What is needed:
Scan the lines below for the string "true" and copy every one that has it.

=-=-=

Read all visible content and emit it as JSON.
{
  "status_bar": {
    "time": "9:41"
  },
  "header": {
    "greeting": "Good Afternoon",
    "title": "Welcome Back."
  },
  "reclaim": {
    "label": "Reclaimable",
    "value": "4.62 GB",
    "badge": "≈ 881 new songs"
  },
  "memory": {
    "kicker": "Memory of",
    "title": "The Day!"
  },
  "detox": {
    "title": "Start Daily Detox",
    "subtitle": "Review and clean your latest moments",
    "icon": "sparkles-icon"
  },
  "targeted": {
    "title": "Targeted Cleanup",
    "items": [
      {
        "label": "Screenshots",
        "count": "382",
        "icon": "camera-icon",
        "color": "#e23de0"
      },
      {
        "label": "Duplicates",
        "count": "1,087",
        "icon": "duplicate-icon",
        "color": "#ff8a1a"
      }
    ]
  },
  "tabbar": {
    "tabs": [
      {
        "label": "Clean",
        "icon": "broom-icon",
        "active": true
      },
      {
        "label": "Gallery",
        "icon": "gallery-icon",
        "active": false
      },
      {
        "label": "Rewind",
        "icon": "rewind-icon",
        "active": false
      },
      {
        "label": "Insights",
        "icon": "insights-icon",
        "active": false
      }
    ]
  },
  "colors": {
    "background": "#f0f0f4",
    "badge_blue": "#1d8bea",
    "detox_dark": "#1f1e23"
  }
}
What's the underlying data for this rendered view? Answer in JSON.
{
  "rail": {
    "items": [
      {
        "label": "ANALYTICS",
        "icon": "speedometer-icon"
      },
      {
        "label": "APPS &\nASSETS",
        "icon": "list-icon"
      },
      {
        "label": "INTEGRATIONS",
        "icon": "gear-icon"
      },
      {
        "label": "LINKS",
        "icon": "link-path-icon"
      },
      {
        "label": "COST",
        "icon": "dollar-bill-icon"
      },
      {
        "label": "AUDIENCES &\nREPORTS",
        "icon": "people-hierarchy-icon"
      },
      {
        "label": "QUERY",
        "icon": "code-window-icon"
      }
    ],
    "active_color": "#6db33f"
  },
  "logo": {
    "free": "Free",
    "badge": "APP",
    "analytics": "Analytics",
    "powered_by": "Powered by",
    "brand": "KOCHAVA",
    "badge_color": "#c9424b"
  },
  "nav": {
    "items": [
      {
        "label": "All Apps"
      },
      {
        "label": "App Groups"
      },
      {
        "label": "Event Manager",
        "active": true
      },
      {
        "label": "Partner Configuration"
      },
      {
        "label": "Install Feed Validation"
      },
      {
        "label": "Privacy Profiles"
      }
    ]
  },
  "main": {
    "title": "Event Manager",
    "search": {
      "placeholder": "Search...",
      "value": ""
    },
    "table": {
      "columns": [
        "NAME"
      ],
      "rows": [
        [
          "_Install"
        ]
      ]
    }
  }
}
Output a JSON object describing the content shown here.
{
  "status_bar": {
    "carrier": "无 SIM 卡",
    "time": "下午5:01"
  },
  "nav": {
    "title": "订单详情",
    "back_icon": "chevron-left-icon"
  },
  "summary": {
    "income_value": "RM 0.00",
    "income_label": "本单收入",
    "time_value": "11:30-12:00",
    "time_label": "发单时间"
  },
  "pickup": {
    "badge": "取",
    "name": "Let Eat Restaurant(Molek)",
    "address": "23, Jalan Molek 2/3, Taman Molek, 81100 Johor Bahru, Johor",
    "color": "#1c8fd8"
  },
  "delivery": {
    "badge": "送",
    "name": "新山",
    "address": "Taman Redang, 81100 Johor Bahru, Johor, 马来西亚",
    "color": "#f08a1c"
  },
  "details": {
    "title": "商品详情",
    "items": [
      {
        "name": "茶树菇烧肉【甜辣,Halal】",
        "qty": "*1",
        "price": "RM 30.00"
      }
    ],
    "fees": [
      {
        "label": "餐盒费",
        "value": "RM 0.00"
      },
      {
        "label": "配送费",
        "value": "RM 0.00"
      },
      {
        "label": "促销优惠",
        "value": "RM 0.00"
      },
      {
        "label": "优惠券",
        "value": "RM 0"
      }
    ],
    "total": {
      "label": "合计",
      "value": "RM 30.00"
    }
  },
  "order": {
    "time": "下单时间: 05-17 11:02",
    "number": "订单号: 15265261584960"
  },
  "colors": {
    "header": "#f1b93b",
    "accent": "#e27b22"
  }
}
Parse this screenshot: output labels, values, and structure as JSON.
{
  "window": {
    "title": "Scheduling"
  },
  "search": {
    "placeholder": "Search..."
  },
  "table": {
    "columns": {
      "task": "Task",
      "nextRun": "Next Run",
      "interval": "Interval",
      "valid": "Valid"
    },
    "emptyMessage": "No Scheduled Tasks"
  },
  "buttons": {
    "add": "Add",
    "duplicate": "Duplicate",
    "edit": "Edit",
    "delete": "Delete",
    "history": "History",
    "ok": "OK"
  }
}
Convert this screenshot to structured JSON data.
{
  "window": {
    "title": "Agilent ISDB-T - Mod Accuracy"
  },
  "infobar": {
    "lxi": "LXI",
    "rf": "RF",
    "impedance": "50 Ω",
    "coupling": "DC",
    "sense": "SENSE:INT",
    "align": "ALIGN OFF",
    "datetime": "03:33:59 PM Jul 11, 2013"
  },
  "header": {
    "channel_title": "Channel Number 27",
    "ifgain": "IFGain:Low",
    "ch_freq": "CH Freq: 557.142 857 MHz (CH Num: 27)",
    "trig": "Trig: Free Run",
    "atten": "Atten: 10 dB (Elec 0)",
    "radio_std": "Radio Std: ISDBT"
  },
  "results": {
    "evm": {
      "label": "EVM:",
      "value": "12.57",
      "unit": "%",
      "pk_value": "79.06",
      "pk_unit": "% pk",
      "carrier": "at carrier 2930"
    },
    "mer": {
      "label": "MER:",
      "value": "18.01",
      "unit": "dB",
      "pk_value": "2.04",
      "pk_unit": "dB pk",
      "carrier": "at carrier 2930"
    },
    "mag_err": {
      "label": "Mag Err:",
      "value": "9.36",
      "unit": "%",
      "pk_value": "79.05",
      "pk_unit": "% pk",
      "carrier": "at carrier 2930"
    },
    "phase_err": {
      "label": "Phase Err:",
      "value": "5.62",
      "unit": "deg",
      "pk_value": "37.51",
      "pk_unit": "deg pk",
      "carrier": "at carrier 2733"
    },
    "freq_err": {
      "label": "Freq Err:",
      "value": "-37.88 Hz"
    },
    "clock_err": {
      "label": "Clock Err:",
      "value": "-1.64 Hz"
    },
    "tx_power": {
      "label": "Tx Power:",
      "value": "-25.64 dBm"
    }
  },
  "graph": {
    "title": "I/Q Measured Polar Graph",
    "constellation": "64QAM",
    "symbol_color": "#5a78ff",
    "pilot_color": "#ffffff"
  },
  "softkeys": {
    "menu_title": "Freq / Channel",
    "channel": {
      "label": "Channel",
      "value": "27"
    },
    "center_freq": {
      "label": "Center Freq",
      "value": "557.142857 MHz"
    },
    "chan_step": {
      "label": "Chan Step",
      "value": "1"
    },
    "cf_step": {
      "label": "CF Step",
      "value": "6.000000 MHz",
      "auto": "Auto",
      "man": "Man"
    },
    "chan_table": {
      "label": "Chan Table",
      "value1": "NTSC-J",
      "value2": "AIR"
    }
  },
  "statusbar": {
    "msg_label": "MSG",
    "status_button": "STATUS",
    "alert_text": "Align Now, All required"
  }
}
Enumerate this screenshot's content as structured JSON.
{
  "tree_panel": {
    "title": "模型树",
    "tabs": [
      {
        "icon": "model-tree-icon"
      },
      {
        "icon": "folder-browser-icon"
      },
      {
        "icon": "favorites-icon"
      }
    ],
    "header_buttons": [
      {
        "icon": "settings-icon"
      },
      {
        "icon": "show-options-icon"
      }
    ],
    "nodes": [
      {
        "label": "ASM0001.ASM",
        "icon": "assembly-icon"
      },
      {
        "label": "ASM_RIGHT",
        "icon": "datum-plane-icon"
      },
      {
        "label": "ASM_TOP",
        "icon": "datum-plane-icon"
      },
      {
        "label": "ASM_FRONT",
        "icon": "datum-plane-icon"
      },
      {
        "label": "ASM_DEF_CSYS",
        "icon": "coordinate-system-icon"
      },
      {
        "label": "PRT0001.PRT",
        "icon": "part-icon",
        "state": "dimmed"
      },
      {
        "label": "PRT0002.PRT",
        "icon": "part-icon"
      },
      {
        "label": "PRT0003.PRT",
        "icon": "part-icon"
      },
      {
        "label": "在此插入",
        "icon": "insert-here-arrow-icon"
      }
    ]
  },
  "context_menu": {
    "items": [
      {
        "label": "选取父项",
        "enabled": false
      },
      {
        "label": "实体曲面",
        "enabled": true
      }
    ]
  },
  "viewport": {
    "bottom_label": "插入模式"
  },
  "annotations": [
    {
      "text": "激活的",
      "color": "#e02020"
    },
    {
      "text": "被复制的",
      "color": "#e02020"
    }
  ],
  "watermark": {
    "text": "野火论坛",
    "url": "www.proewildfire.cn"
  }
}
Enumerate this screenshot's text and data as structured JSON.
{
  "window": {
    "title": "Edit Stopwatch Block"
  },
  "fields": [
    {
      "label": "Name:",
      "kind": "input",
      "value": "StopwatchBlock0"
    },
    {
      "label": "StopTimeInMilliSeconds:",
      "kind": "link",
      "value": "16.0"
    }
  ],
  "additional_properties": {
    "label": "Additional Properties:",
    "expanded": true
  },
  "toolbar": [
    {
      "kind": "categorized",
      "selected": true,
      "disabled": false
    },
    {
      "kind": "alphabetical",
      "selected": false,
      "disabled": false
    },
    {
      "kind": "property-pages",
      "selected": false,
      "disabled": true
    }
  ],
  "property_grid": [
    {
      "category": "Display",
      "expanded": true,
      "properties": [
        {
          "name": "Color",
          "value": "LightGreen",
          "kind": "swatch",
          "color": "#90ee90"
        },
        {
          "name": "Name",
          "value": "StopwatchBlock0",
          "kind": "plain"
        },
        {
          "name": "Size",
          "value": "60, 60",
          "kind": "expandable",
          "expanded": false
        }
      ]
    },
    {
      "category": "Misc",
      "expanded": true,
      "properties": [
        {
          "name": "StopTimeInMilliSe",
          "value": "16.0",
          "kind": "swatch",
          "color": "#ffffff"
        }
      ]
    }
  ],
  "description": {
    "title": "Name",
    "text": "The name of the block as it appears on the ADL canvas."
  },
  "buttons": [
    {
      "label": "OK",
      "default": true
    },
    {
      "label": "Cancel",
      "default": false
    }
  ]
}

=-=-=

Response to the task:
        "active": true
        "active": true
        "enabled": true
    "expanded": true
      "selected": true,
      "disabled": true
      "expanded": true,
      "expanded": true,
      "default": true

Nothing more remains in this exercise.